His accusation came as Somali soldiers exchanged gunfire in the streets of the capital Mogadishu, in a sign of deepening splits in the security forces between those supporting an extension of Mohamed’s presidential term and those opposed.
Analysts say the divisions could distract Somalia’s security forces from the fight against al Qaeda-linked al Shabaab insurgents in the Horn of Africa nation.
The president signed a law in mid-April extending his mandate for two years, stoking opposition inside Somalia and putting him on a collision course with Western and other donors opposed to the move.
“It is very unfortunate that an army under the command of the former president attacked my residence,” Mohamud said on his Twitter account, referring to Mohamed as “the former president” because he does not recognize the extension of his term.
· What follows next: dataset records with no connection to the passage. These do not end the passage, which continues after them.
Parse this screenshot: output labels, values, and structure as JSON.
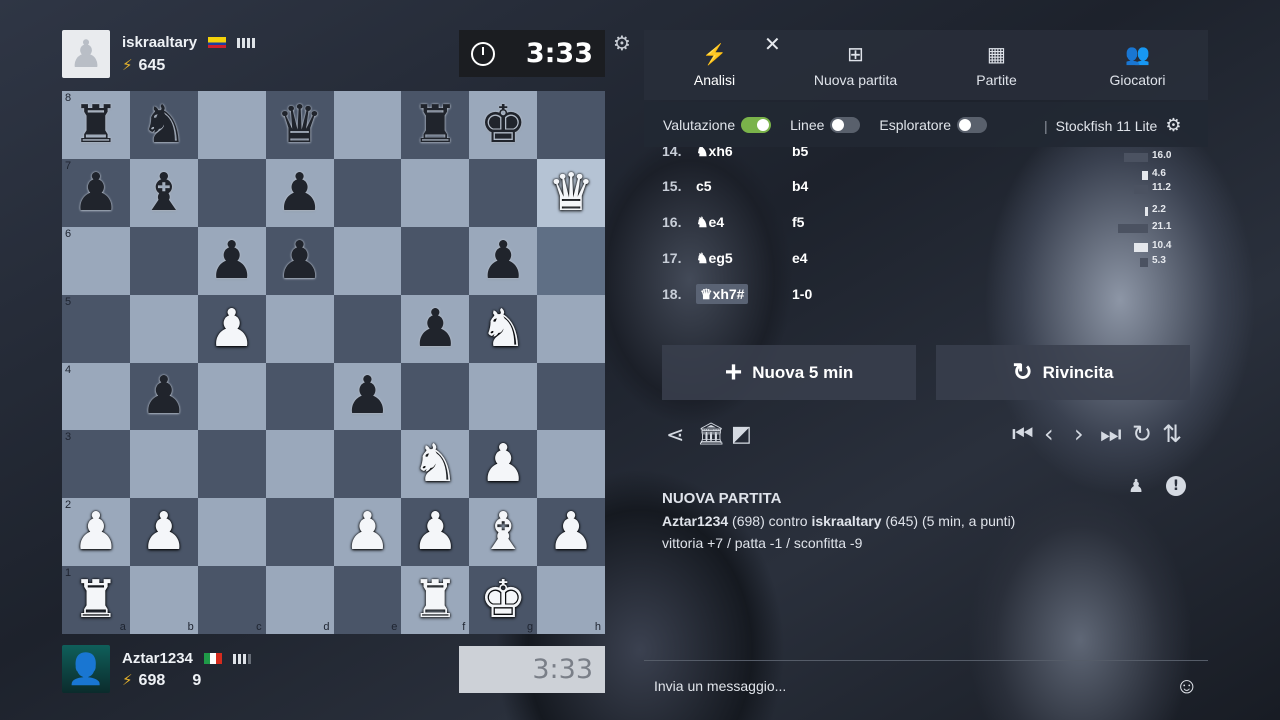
{
  "top_player": {
    "avatar_icon": "white-pawn-avatar",
    "name": "iskraaltary",
    "rating": "645",
    "flag_colors": [
      "#f5d20a",
      "#1b3fa0",
      "#d0202b"
    ]
  },
  "bottom_player": {
    "avatar_icon": "hooded-figure-avatar",
    "name": "Aztar1234",
    "rating": "698",
    "extra": "9",
    "flag_colors": [
      "#1f9a48",
      "#ffffff",
      "#d52b1e"
    ]
  },
  "clocks": {
    "top": "3:33",
    "bottom": "3:33"
  },
  "board": {
    "ranks": [
      "8",
      "7",
      "6",
      "5",
      "4",
      "3",
      "2",
      "1"
    ],
    "files": [
      "a",
      "b",
      "c",
      "d",
      "e",
      "f",
      "g",
      "h"
    ],
    "position": [
      [
        "r",
        "n",
        "",
        "q",
        "",
        "r",
        "k",
        ""
      ],
      [
        "p",
        "b",
        "",
        "p",
        "",
        "",
        "",
        "Q"
      ],
      [
        "",
        "",
        "p",
        "p",
        "",
        "",
        "p",
        ""
      ],
      [
        "",
        "",
        "P",
        "",
        "",
        "p",
        "N",
        ""
      ],
      [
        "",
        "p",
        "",
        "",
        "p",
        "",
        "",
        ""
      ],
      [
        "",
        "",
        "",
        "",
        "",
        "N",
        "P",
        ""
      ],
      [
        "P",
        "P",
        "",
        "",
        "P",
        "P",
        "B",
        "P"
      ],
      [
        "R",
        "",
        "",
        "",
        "",
        "R",
        "K",
        ""
      ]
    ],
    "highlighted": [
      "h7",
      "h6"
    ]
  },
  "tabs": [
    {
      "icon": "lightning-icon",
      "glyph": "⚡",
      "label": "Analisi",
      "active": true
    },
    {
      "icon": "plus-square-icon",
      "glyph": "⊞",
      "label": "Nuova partita"
    },
    {
      "icon": "chessboard-icon",
      "glyph": "▦",
      "label": "Partite"
    },
    {
      "icon": "players-icon",
      "glyph": "👥",
      "label": "Giocatori"
    }
  ],
  "toggles": {
    "valutazione": "Valutazione",
    "linee": "Linee",
    "esploratore": "Esploratore",
    "engine": "Stockfish 11 Lite"
  },
  "moves": [
    {
      "no": "14.",
      "white": "♞xh6",
      "black": "b5"
    },
    {
      "no": "15.",
      "white": "c5",
      "black": "b4"
    },
    {
      "no": "16.",
      "white": "♞e4",
      "black": "f5"
    },
    {
      "no": "17.",
      "white": "♞eg5",
      "black": "e4"
    },
    {
      "no": "18.",
      "white": "♛xh7#",
      "black": "1-0"
    }
  ],
  "eval_values": [
    "16.0",
    "4.6",
    "11.2",
    "2.2",
    "21.1",
    "10.4",
    "5.3"
  ],
  "buttons": {
    "new_game": "Nuova 5 min",
    "rematch": "Rivincita"
  },
  "info": {
    "title": "NUOVA PARTITA",
    "white_player": "Aztar1234",
    "white_rating": "(698)",
    "vs": "contro",
    "black_player": "iskraaltary",
    "black_rating": "(645)",
    "mode": "(5 min, a punti)",
    "points": "vittoria +7 / patta -1 / sconfitta -9"
  },
  "chat": {
    "placeholder": "Invia un messaggio..."
  },
  "colors": {
    "accent_green": "#7ab34a",
    "light_square": "#9aa8bb",
    "dark_square": "#4a5568"
  }
}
“I have already warned (about) and reiterated the dangers of politicizing security. Farmajo is responsible for the consequences,” he said, referring to Mohamed by his nickname.
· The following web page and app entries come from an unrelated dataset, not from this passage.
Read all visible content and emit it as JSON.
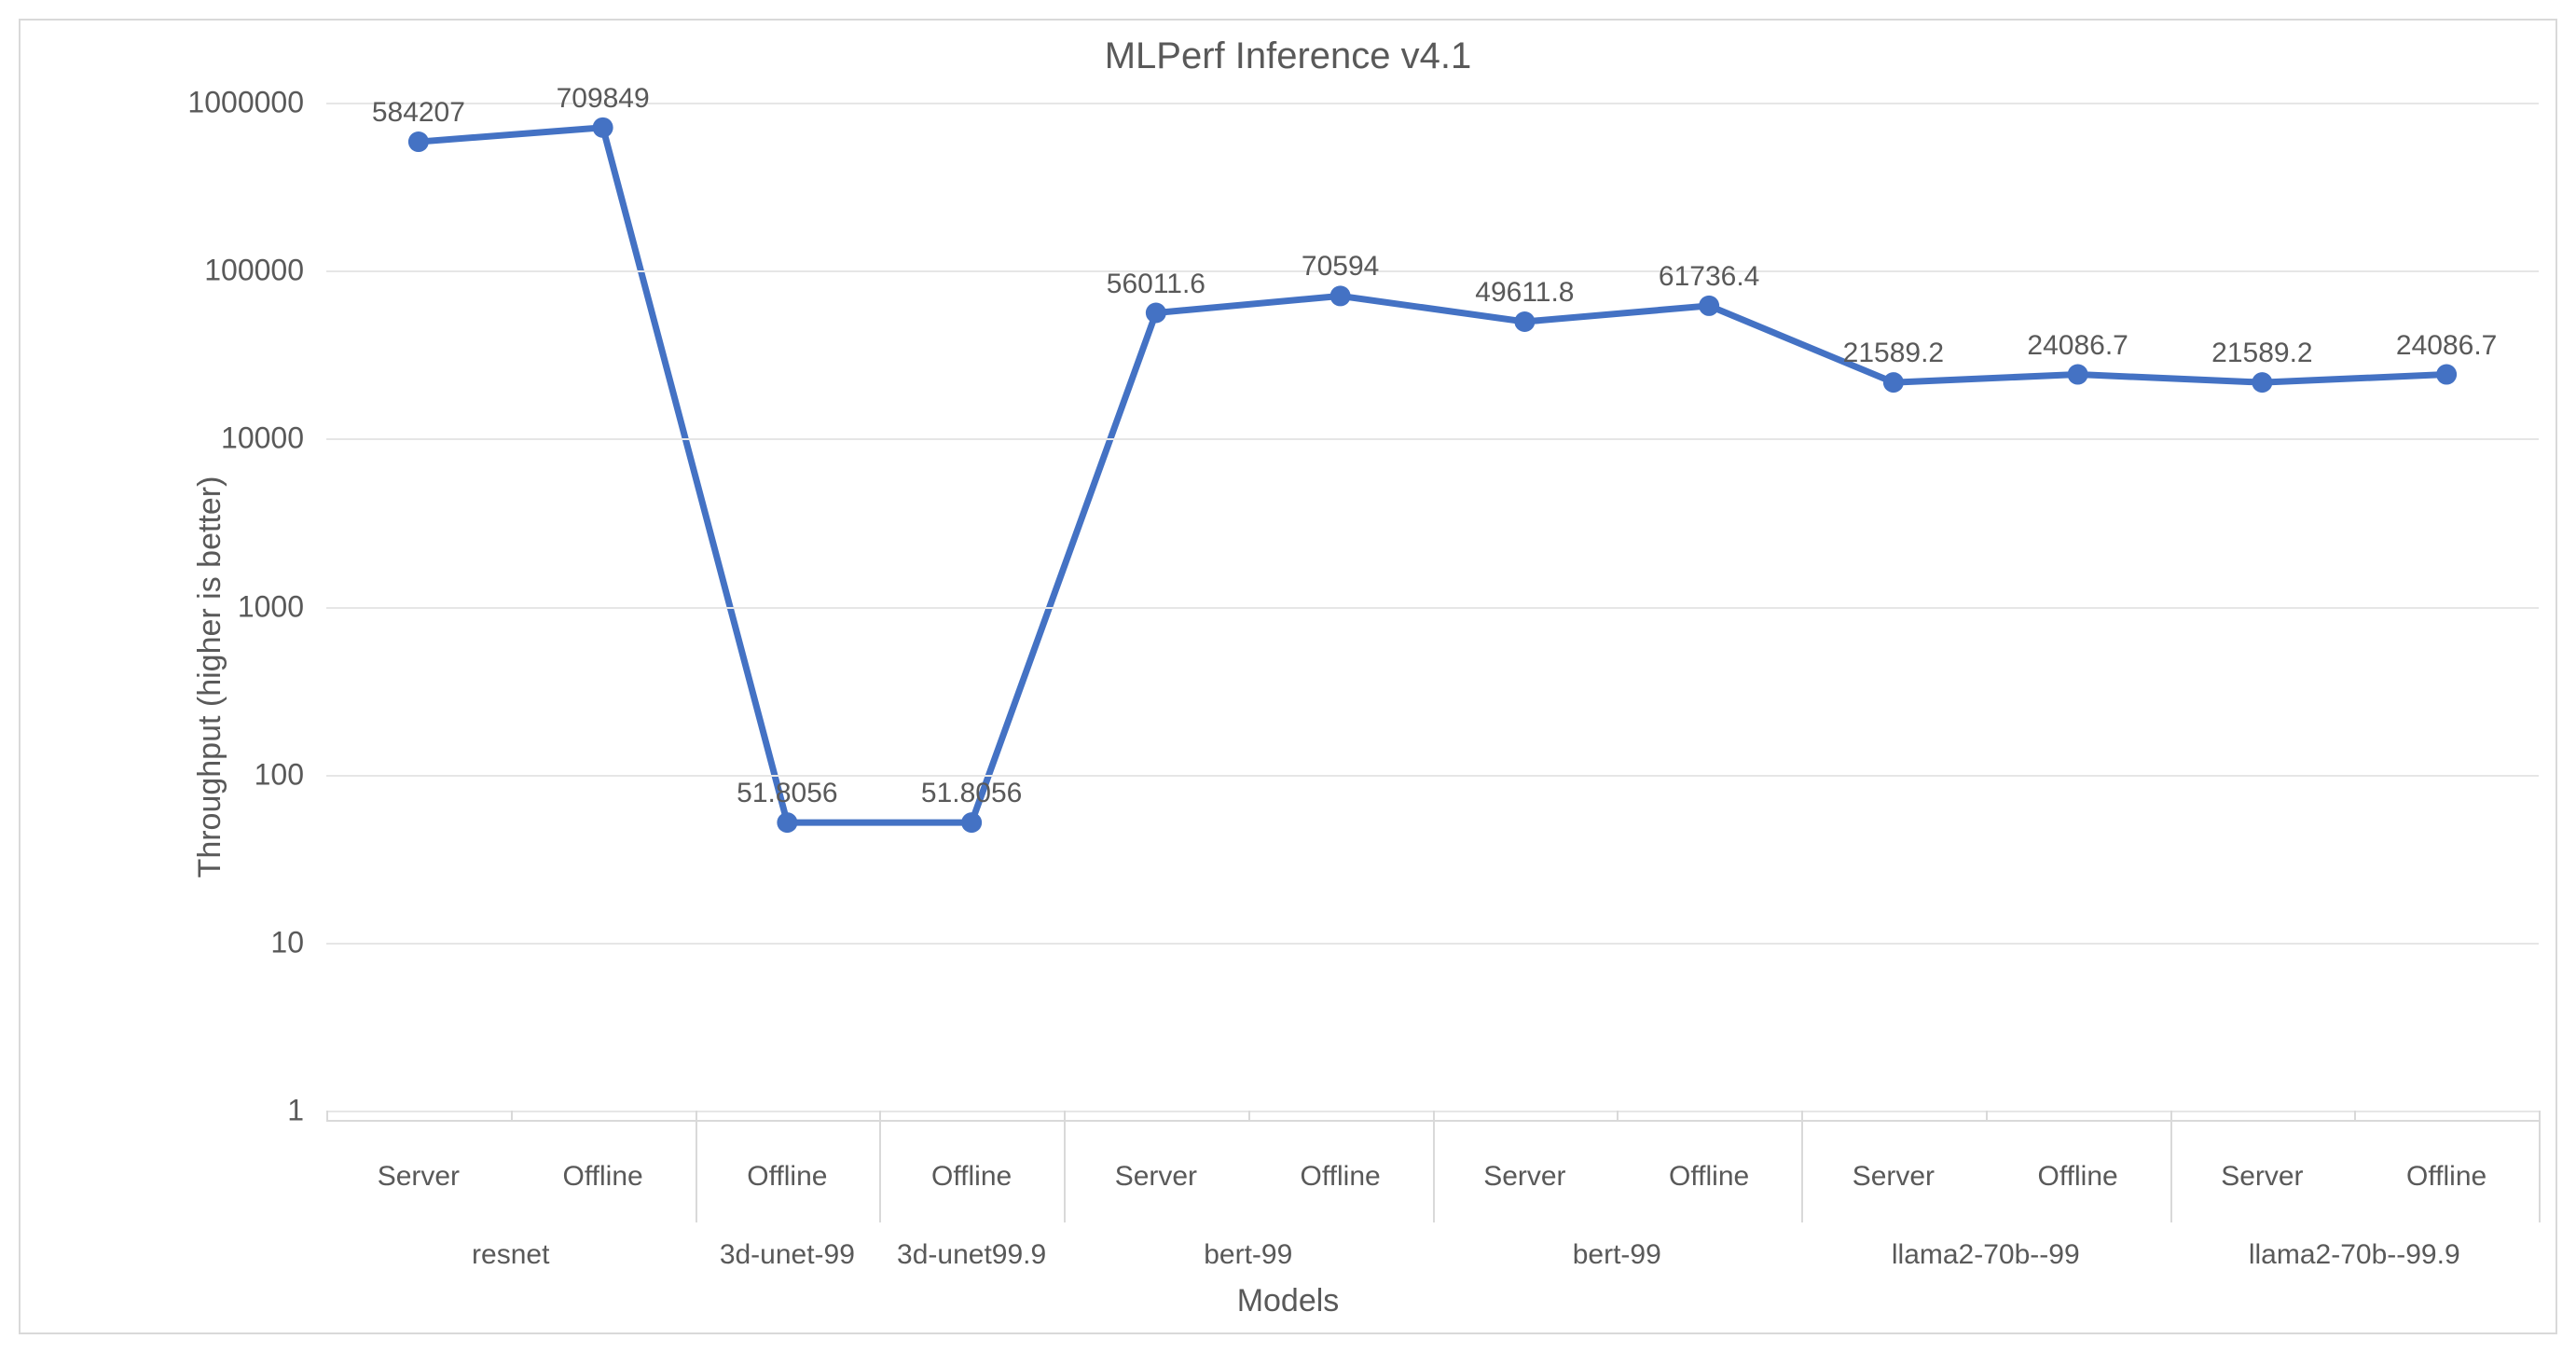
{
  "chart_data": {
    "type": "line",
    "title": "MLPerf Inference v4.1",
    "xlabel": "Models",
    "ylabel": "Throughput (higher is better)",
    "y_scale": "log",
    "ylim": [
      1,
      1000000
    ],
    "y_ticks": [
      1,
      10,
      100,
      1000,
      10000,
      100000,
      1000000
    ],
    "y_tick_labels": [
      "1",
      "10",
      "100",
      "1000",
      "10000",
      "100000",
      "1000000"
    ],
    "accent_color": "#4472C4",
    "categories": [
      "Server",
      "Offline",
      "Offline",
      "Offline",
      "Server",
      "Offline",
      "Server",
      "Offline",
      "Server",
      "Offline",
      "Server",
      "Offline"
    ],
    "category_groups": [
      {
        "label": "resnet",
        "span": [
          0,
          1
        ]
      },
      {
        "label": "3d-unet-99",
        "span": [
          2,
          2
        ]
      },
      {
        "label": "3d-unet99.9",
        "span": [
          3,
          3
        ]
      },
      {
        "label": "bert-99",
        "span": [
          4,
          5
        ]
      },
      {
        "label": "bert-99",
        "span": [
          6,
          7
        ]
      },
      {
        "label": "llama2-70b--99",
        "span": [
          8,
          9
        ]
      },
      {
        "label": "llama2-70b--99.9",
        "span": [
          10,
          11
        ]
      }
    ],
    "series": [
      {
        "name": "throughput",
        "values": [
          584207,
          709849,
          51.8056,
          51.8056,
          56011.6,
          70594,
          49611.8,
          61736.4,
          21589.2,
          24086.7,
          21589.2,
          24086.7
        ],
        "data_labels": [
          "584207",
          "709849",
          "51.8056",
          "51.8056",
          "56011.6",
          "70594",
          "49611.8",
          "61736.4",
          "21589.2",
          "24086.7",
          "21589.2",
          "24086.7"
        ]
      }
    ]
  }
}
A government spokesman did not immediately respond to a request for comment on the accusations from Mohamud, who was replaced as head of state by Mohamed in 2017.
Earlier, Reuters witnesses heard gunshots in the capital as residents reported clashes between opposing factions in the security forces.
“There is gunfire between pro-opposition military and government forces at Fagah Junction,” said Halima Osman, a local resident.
The gunfire later subsided and security forces opposed to Mohamed extending his term were now at Fagah, while others supporting him were at another junction, Sanaa, a kilometer away, Osman said.
A Reuters witness saw four military vehicles positioned in one place in Fagah. The forces in the vehicles came from the Abgal clans and are loyal to Saney Abdule, a military commander from the Hirshabelle area of central Somalia.
Calls and text messages to the government spokesman went unanswered.
Abdule had announced earlier on Sunday he was withdrawing his forces from some positions and coming to the capital to denounce the extension of the president’s term.
Last week, the Mogadishu police chief announced he was suspending parliament to stop the term extension but was sacked minutes later. Another Somali general has threatened to take over Mogadishu airport to protest the extension.
Somalia, which plunged into civil war in 1991, has been struggling to re-establish the authority of central government and rebuild the nation with international help. The failure to hold elections that were due in February sparked a new crisis.